the ‘i did not report’ hashtag: stories of unreported sexual assault
When I first heard about the ‘I did not report’ hashtag. I was blown away with the ingeniousness of the idea. How many of us have been groped against our will? How many of us have been harassed or threatened in the street simply because we happen to have a vagina? How many of us have had offensive slurs thrown at us out of car windows by men who would kill anyone if they insulted their mother or sister, conveniently forgetting that we too are mothers and sisters and daughters? I know I have, and so has every single one of my female friends. Now there is a twitter hashtag that people can use to openly discuss assaults and harassment that they did not report. And, more importantly, they know that on this forum they will be believed.
After talking to the males in my life about it, I realise that we live in such different worlds. They were shocked that this happened, often on a weekly basis. It’s such a common-place occurrence that they don’t see it or notice it happening everywhere around them. It is completely ingrained in our society, to the point that even the females getting harassed don’t think anything of it. That’s not to say that men don’t get harassed or sexually assaulted as well, and there have been quite a few hashtags from men who did not report, but it is predominantly something that happens to women.
I have had people force their hand up my skirt in nightclubs, I was threatened with being pushed down the stairs because I would not give someone my number, and once on the bus had two men loudly talk about how they were going to rape me until the bus driver told me I had to get off because he would not be able to help me if they did try anything.

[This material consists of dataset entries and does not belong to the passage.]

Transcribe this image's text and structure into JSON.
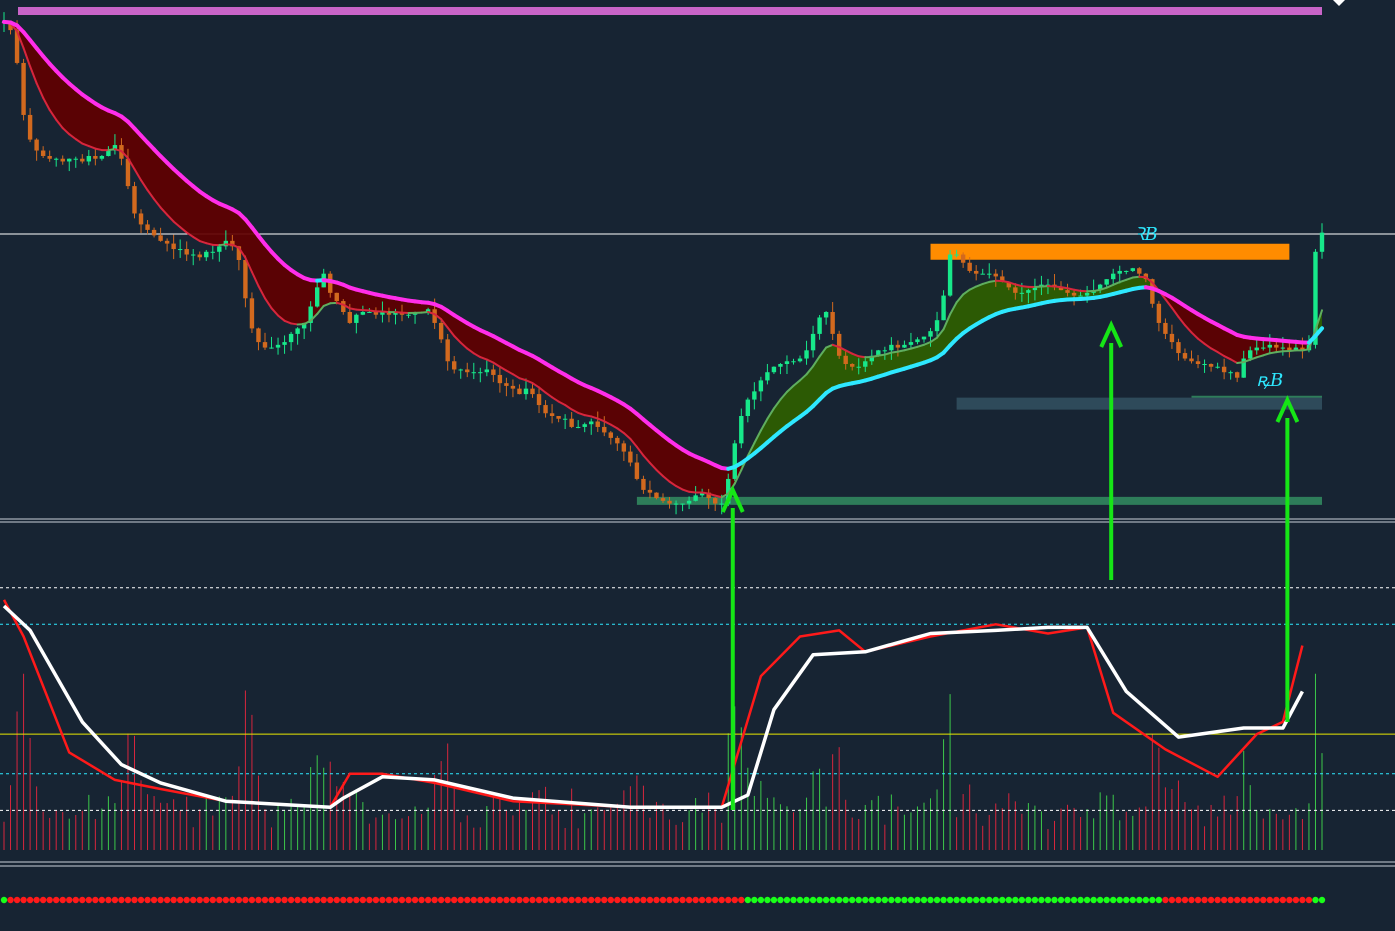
{
  "chart_data": [
    {
      "panel": "price",
      "type": "candlestick",
      "bars": 200,
      "closes": [
        1.25,
        1.247,
        1.235,
        1.216,
        1.207,
        1.203,
        1.201,
        1.2,
        1.2,
        1.199,
        1.2,
        1.2,
        1.199,
        1.201,
        1.2,
        1.201,
        1.203,
        1.205,
        1.2,
        1.19,
        1.18,
        1.176,
        1.174,
        1.172,
        1.17,
        1.169,
        1.167,
        1.167,
        1.165,
        1.165,
        1.164,
        1.166,
        1.166,
        1.168,
        1.17,
        1.168,
        1.163,
        1.149,
        1.138,
        1.133,
        1.131,
        1.131,
        1.132,
        1.133,
        1.136,
        1.138,
        1.14,
        1.146,
        1.153,
        1.158,
        1.151,
        1.148,
        1.144,
        1.14,
        1.143,
        1.144,
        1.144,
        1.143,
        1.144,
        1.143,
        1.144,
        1.143,
        1.143,
        1.144,
        1.144,
        1.145,
        1.14,
        1.134,
        1.126,
        1.123,
        1.123,
        1.122,
        1.122,
        1.122,
        1.123,
        1.121,
        1.118,
        1.117,
        1.116,
        1.114,
        1.116,
        1.114,
        1.11,
        1.107,
        1.106,
        1.105,
        1.105,
        1.102,
        1.102,
        1.103,
        1.104,
        1.102,
        1.1,
        1.098,
        1.096,
        1.093,
        1.089,
        1.083,
        1.079,
        1.078,
        1.076,
        1.075,
        1.074,
        1.074,
        1.074,
        1.075,
        1.077,
        1.078,
        1.076,
        1.074,
        1.074,
        1.083,
        1.096,
        1.106,
        1.112,
        1.115,
        1.119,
        1.122,
        1.124,
        1.125,
        1.126,
        1.126,
        1.127,
        1.13,
        1.136,
        1.142,
        1.144,
        1.136,
        1.128,
        1.125,
        1.124,
        1.124,
        1.126,
        1.128,
        1.13,
        1.13,
        1.132,
        1.131,
        1.132,
        1.133,
        1.134,
        1.135,
        1.137,
        1.141,
        1.15,
        1.165,
        1.165,
        1.162,
        1.159,
        1.158,
        1.158,
        1.158,
        1.157,
        1.155,
        1.153,
        1.151,
        1.151,
        1.152,
        1.153,
        1.154,
        1.154,
        1.153,
        1.152,
        1.151,
        1.15,
        1.15,
        1.151,
        1.152,
        1.154,
        1.156,
        1.158,
        1.159,
        1.159,
        1.16,
        1.158,
        1.156,
        1.147,
        1.14,
        1.136,
        1.133,
        1.129,
        1.127,
        1.126,
        1.125,
        1.125,
        1.124,
        1.124,
        1.122,
        1.122,
        1.12,
        1.127,
        1.13,
        1.131,
        1.131,
        1.132,
        1.131,
        1.131,
        1.13,
        1.131,
        1.13,
        1.132,
        1.166,
        1.173
      ],
      "ylim": [
        1.068,
        1.258
      ],
      "levels": [
        {
          "value": 1.254,
          "color": "#c864c8"
        },
        {
          "value": 1.1725,
          "color": "#ffffff"
        },
        {
          "value": 1.166,
          "color": "#ff8c00"
        },
        {
          "value": 1.1125,
          "color": "#2e7d5a"
        },
        {
          "value": 1.1105,
          "color": "#2e4a5a"
        },
        {
          "value": 1.075,
          "color": "#2e7d5a"
        }
      ],
      "markers": [
        {
          "bar": 175,
          "text": "ꝚB"
        },
        {
          "bar": 194,
          "text": "ꝶB"
        }
      ],
      "colors": {
        "bull": "#17e88a",
        "bear": "#d2691e",
        "ma_slow": "#ff2eea",
        "ma_slow_alt": "#2ee8ff",
        "ma_fast": "#d7263d",
        "ma_fast_alt": "#5fae5f",
        "cloud_down": "#610000",
        "cloud_up": "#2f5f00"
      }
    },
    {
      "panel": "oscillator",
      "type": "line",
      "ylim": [
        0,
        100
      ],
      "levels": [
        {
          "value": 86,
          "color": "#ffffff",
          "dash": true
        },
        {
          "value": 74,
          "color": "#2ee8ff",
          "dash": true
        },
        {
          "value": 38,
          "color": "#e8e800"
        },
        {
          "value": 25,
          "color": "#2ee8ff",
          "dash": true
        },
        {
          "value": 13,
          "color": "#ffffff",
          "dash": true
        }
      ],
      "series": [
        {
          "color": "#ffffff",
          "points": [
            [
              0,
              80
            ],
            [
              4,
              72
            ],
            [
              12,
              42
            ],
            [
              18,
              28
            ],
            [
              24,
              22
            ],
            [
              34,
              16
            ],
            [
              50,
              14
            ],
            [
              52,
              17
            ],
            [
              58,
              24
            ],
            [
              66,
              23
            ],
            [
              78,
              17
            ],
            [
              96,
              14
            ],
            [
              110,
              14
            ],
            [
              114,
              18
            ],
            [
              118,
              46
            ],
            [
              124,
              64
            ],
            [
              132,
              65
            ],
            [
              142,
              71
            ],
            [
              152,
              72
            ],
            [
              160,
              73
            ],
            [
              166,
              73
            ],
            [
              172,
              52
            ],
            [
              180,
              37
            ],
            [
              190,
              40
            ],
            [
              196,
              40
            ],
            [
              199,
              52
            ]
          ]
        },
        {
          "color": "#ff1a1a",
          "points": [
            [
              0,
              82
            ],
            [
              3,
              70
            ],
            [
              10,
              32
            ],
            [
              17,
              23
            ],
            [
              24,
              20
            ],
            [
              34,
              16
            ],
            [
              50,
              14
            ],
            [
              53,
              25
            ],
            [
              58,
              25
            ],
            [
              66,
              22
            ],
            [
              78,
              16
            ],
            [
              96,
              14
            ],
            [
              110,
              14
            ],
            [
              116,
              57
            ],
            [
              122,
              70
            ],
            [
              128,
              72
            ],
            [
              132,
              65
            ],
            [
              142,
              70
            ],
            [
              152,
              74
            ],
            [
              160,
              71
            ],
            [
              166,
              73
            ],
            [
              170,
              45
            ],
            [
              178,
              33
            ],
            [
              186,
              24
            ],
            [
              192,
              38
            ],
            [
              196,
              42
            ],
            [
              199,
              67
            ]
          ]
        }
      ]
    }
  ],
  "histogram": {
    "colors": {
      "up": "#3cc84a",
      "down": "#d7263d"
    }
  },
  "dots": {
    "count": 200,
    "colors": {
      "red": "#ff1a1a",
      "green": "#19ff19"
    }
  },
  "arrows": {
    "color": "#16e616",
    "at_bars": [
      112,
      170,
      197
    ]
  }
}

And I never once considered reporting these incidents. Because that would be an overreaction, wouldn’t it? I mean, it’s a compliment, right? At least that’s what everyone is conditioned to believe. Women are simply sex-objects after all, or should want to be seen that way, so we should be flattered when someone says we’re fuckable to th male eye.
I turned to the twitter hashtag with interest, to see how many incidents were not being reported. What I found shocked me. The majority of them weren’t incidents that I have described, though there was plenty of that too. The majority of people using the hashtag had not reported serious assault. One recurring theme for this was because of the treatment both women and men receive from law officials when they do report. Another is a fear of not being believed, or of being seen as overreacting. Because where do we draw the line? We are told to swallow having our breasts, bottoms or genitals fondled against our will in public because it’s a compliment, or it’s a part of life. That’s just what happens. Move on. So how can women believe that their accounts of serious assault won’t be dealt with in the same way?
When you treat women as something to be whistled at, threatened or groped, is it any wonder that the rape statistics are so high, and the level of reporting so low? Because once society starts looking past hands up the skirt, it is easy for society to look past everything else. Men are basically given permission to treat women like objects and to ignore ‘no’; obviously that attitude, the one being fostered and reinforced every day, is going to have dire consequences.
None of the behaviour, whether it be low-level harassment or serious assault, is acceptable. And, as the London Feminist points out (the group who pioneered ‘I did not report’), it is all illegal.
The ‘i did not report’ hashtag is the first step in a movement against this kind of behaviour, though there is still a long way to go.
For the first time it seems, we are getting our voices heard, we are saying that both low-level harassment and serious assault are not okay, and we are letting people know that they will be believed.
Let’s hope that this attitude permeates the rest of society, and soon.
(Image credit: 1.)